▶ **WORK INSTRUCTIONS**
All of the entries below should be returned verbatim, apart from the pictures.

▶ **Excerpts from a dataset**
+ + + +
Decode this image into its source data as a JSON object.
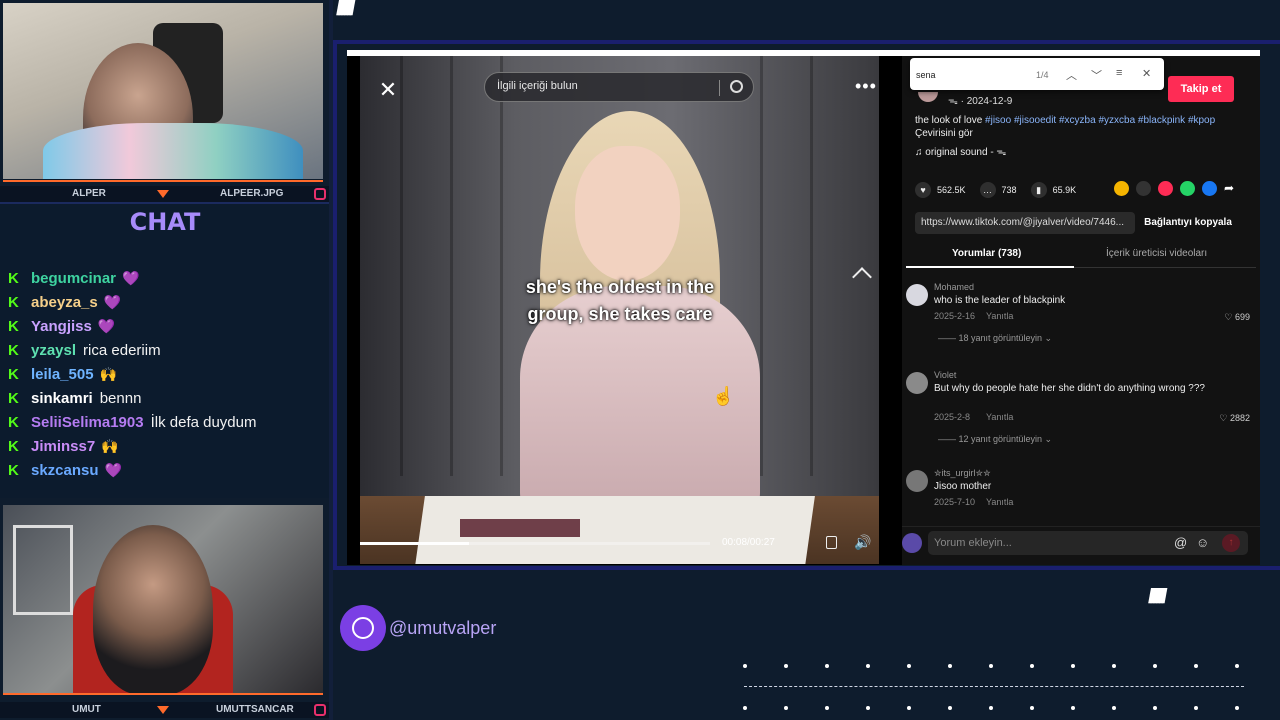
{
  "left": {
    "cam_top": {
      "name_left": "ALPER",
      "name_right": "ALPEER.JPG"
    },
    "chat": {
      "title": "CHAT",
      "messages": [
        {
          "user": "begumcinar",
          "user_color": "#3ed3a0",
          "msg": "",
          "emote": "💜"
        },
        {
          "user": "abeyza_s",
          "user_color": "#f6d08a",
          "msg": "",
          "emote": "💜"
        },
        {
          "user": "Yangjiss",
          "user_color": "#c9a2ff",
          "msg": "",
          "emote": "💜"
        },
        {
          "user": "yzaysl",
          "user_color": "#5ee0b0",
          "msg": "rica ederiim",
          "emote": ""
        },
        {
          "user": "leila_505",
          "user_color": "#6fb4ff",
          "msg": "",
          "emote": "🙌"
        },
        {
          "user": "sinkamri",
          "user_color": "#ffffff",
          "msg": "bennn",
          "emote": ""
        },
        {
          "user": "SeliiSelima1903",
          "user_color": "#b57cf2",
          "msg": "İlk defa duydum",
          "emote": ""
        },
        {
          "user": "Jiminss7",
          "user_color": "#c98cf7",
          "msg": "",
          "emote": "🙌"
        },
        {
          "user": "skzcansu",
          "user_color": "#6aa9ff",
          "msg": "",
          "emote": "💜"
        }
      ]
    },
    "cam_bottom": {
      "name_left": "UMUT",
      "name_right": "UMUTTSANCAR"
    }
  },
  "video": {
    "search_placeholder": "İlgili içeriği bulun",
    "subtitle_line1": "she's the oldest in the",
    "subtitle_line2": "group, she takes care",
    "time": "00:08/00:27",
    "progress": 0.31
  },
  "side": {
    "find": {
      "query": "sena",
      "count": "1/4"
    },
    "follow_label": "Takip et",
    "meta": "ᯓ · 2024-12-9",
    "caption_text": "the look of love",
    "caption_tags": "#jisoo #jisooedit #xcyzba #yzxcba #blackpink #kpop",
    "translate": "Çevirisini gör",
    "sound": "♫  original sound - ᯓ",
    "likes": "562.5K",
    "comments_count": "738",
    "saves": "65.9K",
    "url": "https://www.tiktok.com/@jiyalver/video/7446...",
    "copy_label": "Bağlantıyı kopyala",
    "tab_comments": "Yorumlar (738)",
    "tab_creator": "İçerik üreticisi videoları",
    "comment_list": [
      {
        "user": "Mohamed",
        "text": "who is the leader of blackpink",
        "date": "2025-2-16",
        "reply": "Yanıtla",
        "likes": "♡ 699",
        "more": "—— 18 yanıt görüntüleyin ⌄"
      },
      {
        "user": "Violet",
        "text": "But why do people hate her she didn't do anything wrong ???",
        "date": "2025-2-8",
        "reply": "Yanıtla",
        "likes": "♡ 2882",
        "more": "—— 12 yanıt görüntüleyin ⌄"
      },
      {
        "user": "✮its_urgirl✮✮",
        "text": "Jisoo mother",
        "date": "2025-7-10",
        "reply": "Yanıtla",
        "likes": "",
        "more": ""
      }
    ],
    "comment_placeholder": "Yorum ekleyin..."
  },
  "handle": "@umutvalper",
  "colors": {
    "accent": "#a78bfa",
    "follow": "#fe2c55",
    "kick_green": "#53fc18",
    "frame": "#1a1f6e"
  }
}
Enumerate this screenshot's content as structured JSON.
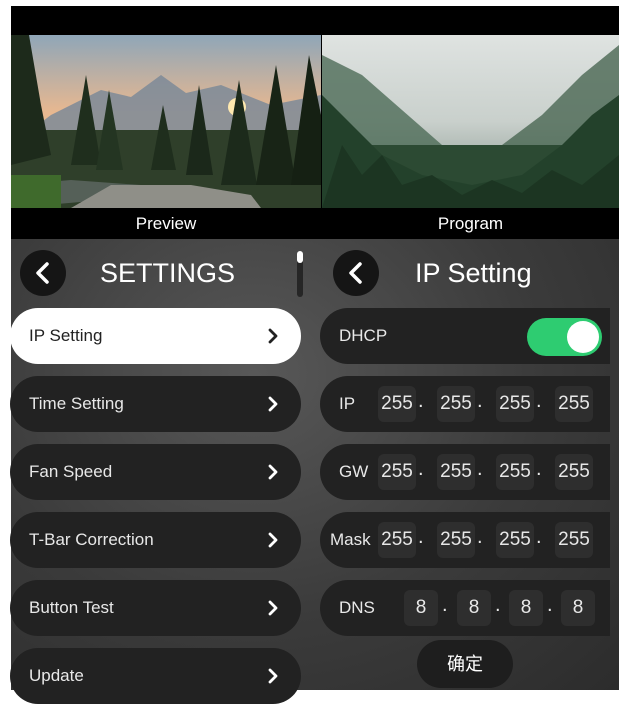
{
  "monitor": {
    "preview_label": "Preview",
    "program_label": "Program"
  },
  "settings": {
    "title": "SETTINGS",
    "items": [
      {
        "label": "IP Setting",
        "active": true
      },
      {
        "label": "Time Setting",
        "active": false
      },
      {
        "label": "Fan Speed",
        "active": false
      },
      {
        "label": "T-Bar Correction",
        "active": false
      },
      {
        "label": "Button Test",
        "active": false
      },
      {
        "label": "Update",
        "active": false
      }
    ]
  },
  "ip_setting": {
    "title": "IP Setting",
    "dhcp": {
      "label": "DHCP",
      "enabled": true
    },
    "ip": {
      "label": "IP",
      "octets": [
        "255",
        "255",
        "255",
        "255"
      ]
    },
    "gw": {
      "label": "GW",
      "octets": [
        "255",
        "255",
        "255",
        "255"
      ]
    },
    "mask": {
      "label": "Mask",
      "octets": [
        "255",
        "255",
        "255",
        "255"
      ]
    },
    "dns": {
      "label": "DNS",
      "octets": [
        "8",
        "8",
        "8",
        "8"
      ]
    },
    "confirm_label": "确定"
  },
  "colors": {
    "toggle_on": "#2ecc71",
    "row_bg": "#222222",
    "active_item_bg": "#ffffff"
  },
  "icons": {
    "back": "chevron-left-icon",
    "item": "chevron-right-icon"
  }
}
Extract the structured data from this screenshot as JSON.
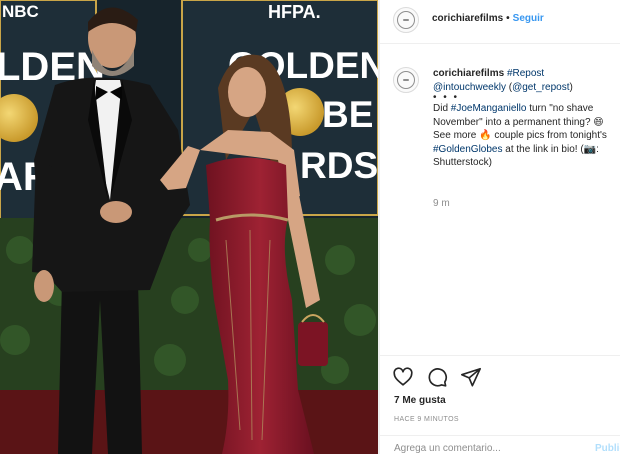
{
  "post": {
    "username": "corichiarefilms",
    "separator": "•",
    "follow_label": "Seguir"
  },
  "photo": {
    "banner_left_top": "NBC",
    "banner_left_lines": [
      "LDEN",
      "ARE"
    ],
    "banner_right_top": "HFPA.",
    "banner_right_lines": [
      "GOLDEN",
      "BE",
      "RDS"
    ],
    "colors": {
      "backdrop": "#1e2e38",
      "gold": "#d7b048",
      "dress": "#8e1b2a",
      "suit": "#121212",
      "hedge": "#27401f"
    }
  },
  "caption": {
    "username": "corichiarefilms",
    "repost_tag": "#Repost",
    "mention_a": "@intouchweekly",
    "mention_b": "@get_repost",
    "mention_b_open": "(",
    "mention_b_close": ")",
    "ellipsis": "• • •",
    "text_1": "Did ",
    "tag_1": "#JoeManganiello",
    "text_2": " turn \"no shave November\" into a permanent thing? 😄 See more 🔥 couple pics from tonight's ",
    "tag_2": "#GoldenGlobes",
    "text_3": " at the link in bio! (📷: Shutterstock)",
    "time": "9 m"
  },
  "actions": {
    "like_icon": "heart-icon",
    "comment_icon": "comment-icon",
    "share_icon": "share-icon",
    "likes": "7 Me gusta",
    "ago": "HACE 9 MINUTOS"
  },
  "comment_box": {
    "placeholder": "Agrega un comentario...",
    "publish_label": "Publicar"
  }
}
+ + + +
▶ **SOLVED EXERCISE**
Decode this image into its source data as a JSON object.
{
  "left": {
    "cam_top": {
      "name_left": "ALPER",
      "name_right": "ALPEER.JPG"
    },
    "chat": {
      "title": "CHAT",
      "messages": [
        {
          "user": "begumcinar",
          "user_color": "#3ed3a0",
          "msg": "",
          "emote": "💜"
        },
        {
          "user": "abeyza_s",
          "user_color": "#f6d08a",
          "msg": "",
          "emote": "💜"
        },
        {
          "user": "Yangjiss",
          "user_color": "#c9a2ff",
          "msg": "",
          "emote": "💜"
        },
        {
          "user": "yzaysl",
          "user_color": "#5ee0b0",
          "msg": "rica ederiim",
          "emote": ""
        },
        {
          "user": "leila_505",
          "user_color": "#6fb4ff",
          "msg": "",
          "emote": "🙌"
        },
        {
          "user": "sinkamri",
          "user_color": "#ffffff",
          "msg": "bennn",
          "emote": ""
        },
        {
          "user": "SeliiSelima1903",
          "user_color": "#b57cf2",
          "msg": "İlk defa duydum",
          "emote": ""
        },
        {
          "user": "Jiminss7",
          "user_color": "#c98cf7",
          "msg": "",
          "emote": "🙌"
        },
        {
          "user": "skzcansu",
          "user_color": "#6aa9ff",
          "msg": "",
          "emote": "💜"
        }
      ]
    },
    "cam_bottom": {
      "name_left": "UMUT",
      "name_right": "UMUTTSANCAR"
    }
  },
  "video": {
    "search_placeholder": "İlgili içeriği bulun",
    "subtitle_line1": "she's the oldest in the",
    "subtitle_line2": "group, she takes care",
    "time": "00:08/00:27",
    "progress": 0.31
  },
  "side": {
    "find": {
      "query": "sena",
      "count": "1/4"
    },
    "follow_label": "Takip et",
    "meta": "ᯓ · 2024-12-9",
    "caption_text": "the look of love",
    "caption_tags": "#jisoo #jisooedit #xcyzba #yzxcba #blackpink #kpop",
    "translate": "Çevirisini gör",
    "sound": "♫  original sound - ᯓ",
    "likes": "562.5K",
    "comments_count": "738",
    "saves": "65.9K",
    "url": "https://www.tiktok.com/@jiyalver/video/7446...",
    "copy_label": "Bağlantıyı kopyala",
    "tab_comments": "Yorumlar (738)",
    "tab_creator": "İçerik üreticisi videoları",
    "comment_list": [
      {
        "user": "Mohamed",
        "text": "who is the leader of blackpink",
        "date": "2025-2-16",
        "reply": "Yanıtla",
        "likes": "♡ 699",
        "more": "—— 18 yanıt görüntüleyin ⌄"
      },
      {
        "user": "Violet",
        "text": "But why do people hate her she didn't do anything wrong ???",
        "date": "2025-2-8",
        "reply": "Yanıtla",
        "likes": "♡ 2882",
        "more": "—— 12 yanıt görüntüleyin ⌄"
      },
      {
        "user": "✮its_urgirl✮✮",
        "text": "Jisoo mother",
        "date": "2025-7-10",
        "reply": "Yanıtla",
        "likes": "",
        "more": ""
      }
    ],
    "comment_placeholder": "Yorum ekleyin..."
  },
  "handle": "@umutvalper",
  "colors": {
    "accent": "#a78bfa",
    "follow": "#fe2c55",
    "kick_green": "#53fc18",
    "frame": "#1a1f6e"
  }
}
Enumerate this screenshot's content as structured JSON.
{
  "monitor": {
    "preview_label": "Preview",
    "program_label": "Program"
  },
  "settings": {
    "title": "SETTINGS",
    "items": [
      {
        "label": "IP Setting",
        "active": true
      },
      {
        "label": "Time Setting",
        "active": false
      },
      {
        "label": "Fan Speed",
        "active": false
      },
      {
        "label": "T-Bar Correction",
        "active": false
      },
      {
        "label": "Button Test",
        "active": false
      },
      {
        "label": "Update",
        "active": false
      }
    ]
  },
  "ip_setting": {
    "title": "IP Setting",
    "dhcp": {
      "label": "DHCP",
      "enabled": true
    },
    "ip": {
      "label": "IP",
      "octets": [
        "255",
        "255",
        "255",
        "255"
      ]
    },
    "gw": {
      "label": "GW",
      "octets": [
        "255",
        "255",
        "255",
        "255"
      ]
    },
    "mask": {
      "label": "Mask",
      "octets": [
        "255",
        "255",
        "255",
        "255"
      ]
    },
    "dns": {
      "label": "DNS",
      "octets": [
        "8",
        "8",
        "8",
        "8"
      ]
    },
    "confirm_label": "确定"
  },
  "colors": {
    "toggle_on": "#2ecc71",
    "row_bg": "#222222",
    "active_item_bg": "#ffffff"
  },
  "icons": {
    "back": "chevron-left-icon",
    "item": "chevron-right-icon"
  }
}
Extract the structured data from this screenshot as JSON.
{
  "post": {
    "username": "corichiarefilms",
    "separator": "•",
    "follow_label": "Seguir"
  },
  "photo": {
    "banner_left_top": "NBC",
    "banner_left_lines": [
      "LDEN",
      "ARE"
    ],
    "banner_right_top": "HFPA.",
    "banner_right_lines": [
      "GOLDEN",
      "BE",
      "RDS"
    ],
    "colors": {
      "backdrop": "#1e2e38",
      "gold": "#d7b048",
      "dress": "#8e1b2a",
      "suit": "#121212",
      "hedge": "#27401f"
    }
  },
  "caption": {
    "username": "corichiarefilms",
    "repost_tag": "#Repost",
    "mention_a": "@intouchweekly",
    "mention_b": "@get_repost",
    "mention_b_open": "(",
    "mention_b_close": ")",
    "ellipsis": "• • •",
    "text_1": "Did ",
    "tag_1": "#JoeManganiello",
    "text_2": " turn \"no shave November\" into a permanent thing? 😄 See more 🔥 couple pics from tonight's ",
    "tag_2": "#GoldenGlobes",
    "text_3": " at the link in bio! (📷: Shutterstock)",
    "time": "9 m"
  },
  "actions": {
    "like_icon": "heart-icon",
    "comment_icon": "comment-icon",
    "share_icon": "share-icon",
    "likes": "7 Me gusta",
    "ago": "HACE 9 MINUTOS"
  },
  "comment_box": {
    "placeholder": "Agrega un comentario...",
    "publish_label": "Publicar"
  }
}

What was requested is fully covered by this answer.